Physician-owners can expect a high volume of ophthalmology acquisitions and early adoption in orthopedics and spine care by private equity firms this year, according to investment bank PhysiciansFirst.
As physician-owners evaluate their long-term options and strategic plans, PhysiciansFirst recommends considering private equity's interest in specialty medical practices and ASCs.
Here are eight private equity trends to anticipate.
1. Advancement of large practice ophthalmology deal volume in established regions.
After the acquisition of seven large, profitable ophthalmology practices last year, PhysiciansFirst predicts private equity firms will pick up more transactions in those same markets. The geographic markets already entered include the Northeast, Tennessee, Georgia, Southern California, Arizona and Florida, as well as Chicago, Minneapolis, Dallas and Denver.
2. Completion of large ophthalmology transactions in new regions.
Private equity firms are also looking to get into previously uncharted territory. Based on discussions with firms seeking large practice investments, PhysiciansFirst expects major acquisitions in these markets:
- Pennsylvania and the remaining Northeast
- Ohio and Indiana
- North and South Carolina
- The Pacific Northwest
- Most of California
3. Significant increase in pursuit of small and medium ophthalmology practices.
Most private equity firms burst into the ophthalmology market with a large initial investment before picking up small and medium practices in complementary areas for network growth. The major transactions in 2017 primed the market for those smaller, supplemental acquisitions this year. Some private equity firms will aim to enter the ophthalmology space through the acquisition of small and medium practices, but not necessarily for market dominance.
4. High multiples for ophthalmology driven by competitive deal dynamics.
Private equity firms seeking to gain footing in the ophthalmology space will fiercely compete for the right initial investments, and firms already in the market will employ aggressive growth strategies for scale and market dominance. These drivers of increased demand will enable physician-owners of successful practices to sell at "very high multiples," according to PhysiciansFirst.
5. Continued opportunities for dermatology.
Established firms in the dermatology space maintained a high volume of deals in 2017 and will continue to do so this year. Several private equity firms have a significant amount of assets available to deploy and are looking to make large initial investments in the market.
6. Development of major acquisitions in orthopedics and spine cases.
Following Candescent Partners' successful recapitalization of Mount Pleasant, S.C.-based Southeastern Spine Institute in April 2017, other private equity firms are interested in entering the general orthopedics market and orthopedic or neurosurgery-based spine care.
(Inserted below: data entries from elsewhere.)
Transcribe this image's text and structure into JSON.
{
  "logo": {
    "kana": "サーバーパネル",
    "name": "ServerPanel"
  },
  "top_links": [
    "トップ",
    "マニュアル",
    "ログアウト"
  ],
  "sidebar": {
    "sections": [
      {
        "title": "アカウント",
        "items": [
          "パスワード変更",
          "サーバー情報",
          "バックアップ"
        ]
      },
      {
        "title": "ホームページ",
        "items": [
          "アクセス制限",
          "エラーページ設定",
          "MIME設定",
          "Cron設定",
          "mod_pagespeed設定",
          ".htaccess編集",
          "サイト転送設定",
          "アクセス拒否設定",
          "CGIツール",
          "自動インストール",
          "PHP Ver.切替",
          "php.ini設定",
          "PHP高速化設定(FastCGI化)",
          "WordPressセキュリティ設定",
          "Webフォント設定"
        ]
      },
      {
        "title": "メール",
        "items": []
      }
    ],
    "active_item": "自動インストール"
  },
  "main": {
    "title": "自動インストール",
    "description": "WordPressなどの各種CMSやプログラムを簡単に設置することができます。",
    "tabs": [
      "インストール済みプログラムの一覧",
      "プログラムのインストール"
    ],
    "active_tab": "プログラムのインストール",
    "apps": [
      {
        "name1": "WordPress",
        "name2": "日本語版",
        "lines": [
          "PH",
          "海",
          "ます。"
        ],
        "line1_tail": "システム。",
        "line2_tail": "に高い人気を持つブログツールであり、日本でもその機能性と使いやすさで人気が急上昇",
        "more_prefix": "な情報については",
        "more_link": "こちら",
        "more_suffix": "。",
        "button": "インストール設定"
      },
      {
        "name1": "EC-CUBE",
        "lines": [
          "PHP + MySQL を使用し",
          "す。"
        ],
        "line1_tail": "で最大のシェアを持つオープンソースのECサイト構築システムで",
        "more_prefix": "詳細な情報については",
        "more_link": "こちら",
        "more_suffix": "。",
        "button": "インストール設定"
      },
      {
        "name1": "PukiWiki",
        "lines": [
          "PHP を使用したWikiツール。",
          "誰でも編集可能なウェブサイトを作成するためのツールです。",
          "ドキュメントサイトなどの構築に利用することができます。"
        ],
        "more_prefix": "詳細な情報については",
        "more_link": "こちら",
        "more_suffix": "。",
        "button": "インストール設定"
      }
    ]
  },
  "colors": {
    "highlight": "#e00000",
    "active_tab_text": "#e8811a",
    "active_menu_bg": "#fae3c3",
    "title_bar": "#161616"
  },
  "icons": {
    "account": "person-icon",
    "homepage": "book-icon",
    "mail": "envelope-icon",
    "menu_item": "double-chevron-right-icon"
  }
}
Factors driving investments include an anticipated dramatic increase in joint replacements and spine fusion, as well as momentum from the accelerating shift to outpatient, value-based care.
7. Emergence of differentiated corporate cultures.
As only a small portion of U.S. medical practices have been acquired, the private equity market for physician practices is in its early stages. As the investment cycle progresses in 2018, expect to see distinctive corporate cultures take shape.
Private equity ophthalmology platforms will heavily invest in services, technology and equipment for their portfolio companies, helping to shape their identities and differentiate them from competitors.
8. Acceleration of business development activity.
The competitive dynamics characterizing ophthalmology practices this year will also drive firms' internal business development activities. Private equity firms will enlist more representatives to seek and establish relationships with optimal practices, meaning physicians will be hearing from buyers more often.